However, despite these successes, Obama’s progress has been uneven in the last eight years. Perhaps the biggest failure of Obama’s global public diplomacy has been toward what he has called the Islamic world. Despite the early promise of his Cairo speech in his first term in which he sought to reset US relations with Muslim-majority countries, there remain pockets of very high anti-Americanism in several key states, including Pakistan and Egypt, which the president has failed to substantially address.
While Trump was criticised during the campaign by audiences across much of the globe, it is in the so-called Islamic world where the risks to Brand America are potentially highest. For instance, his previous plans to “shut down” immigration from all Muslims have been called “unacceptable... an insult to our religion” in the UAE, while Egypt’s top religious authority decried his “hostile view of Islam and Muslims”.
US public diplomacy problems, however, are not just restricted to Muslim-majority countries. Many internationally, for instance, have been disappointed by Obama’s failure to close Guantanamo Bay, and there is significant foreign unease about increased US use of drone strikes during his presidency.
It is in this context that foreigners are viewing Trump’s elevation to the presidency. And it appears possible that global opinion could possibly be even more hostile to him than Bush, highlighting the downside risks for Brand America.
The risk is heightened by the fact that Clinton was much more favoured than Trump by foreign audiences to be the next US president, partly because she was perceived as the ‘continuity candidate’ for the Obama administration. She was, for instance, the stand-out winner, in a poll of nearly 50,000 people in 45 countries, covering 75 per cent of the world, by WIN/ Gallup International Association. The survey found Clinton was favoured (often strongly) over Trump in all but one country, Russia.
These results were very similar to those by Handelsblatt that were taken with some 20,000 people in the G20 countries. Once again, Russia was the only state where Trump bested Clinton.
Taken overall, Trump has potential to be one of the least popular ever US president overseas.
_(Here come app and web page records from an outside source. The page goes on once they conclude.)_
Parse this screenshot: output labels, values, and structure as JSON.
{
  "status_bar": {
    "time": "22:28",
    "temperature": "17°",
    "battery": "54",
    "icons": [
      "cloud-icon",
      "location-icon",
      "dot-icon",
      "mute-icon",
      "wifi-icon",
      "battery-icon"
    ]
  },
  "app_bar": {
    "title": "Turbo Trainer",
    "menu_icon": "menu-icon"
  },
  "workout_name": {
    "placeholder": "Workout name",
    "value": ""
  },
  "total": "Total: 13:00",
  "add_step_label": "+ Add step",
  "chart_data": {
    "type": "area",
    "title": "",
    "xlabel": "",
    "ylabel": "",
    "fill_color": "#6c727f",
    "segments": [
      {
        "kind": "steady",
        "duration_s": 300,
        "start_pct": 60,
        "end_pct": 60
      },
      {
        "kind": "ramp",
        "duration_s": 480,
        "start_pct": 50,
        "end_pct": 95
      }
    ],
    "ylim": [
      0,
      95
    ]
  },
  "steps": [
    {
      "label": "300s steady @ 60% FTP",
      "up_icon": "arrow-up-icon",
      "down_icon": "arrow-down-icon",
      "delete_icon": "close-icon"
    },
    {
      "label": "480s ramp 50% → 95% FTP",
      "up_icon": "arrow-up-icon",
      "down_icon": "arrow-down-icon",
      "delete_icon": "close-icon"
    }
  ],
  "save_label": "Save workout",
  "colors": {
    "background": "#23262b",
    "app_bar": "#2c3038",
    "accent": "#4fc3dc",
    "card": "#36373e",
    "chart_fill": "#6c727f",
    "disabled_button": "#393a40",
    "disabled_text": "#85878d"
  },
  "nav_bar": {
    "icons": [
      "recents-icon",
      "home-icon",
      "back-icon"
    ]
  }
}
While Brand America has rebounded under Obama, there are now significant downside risks for the US reputation overseas should the new president-elect return to the sometimes wild rhetoric and controversial policy positions of his campaign.
Andrew Hammond is an Associate at LSE IDEAS (the Centre for International Affairs, Diplomacy and Strategy) at the London School of Economics.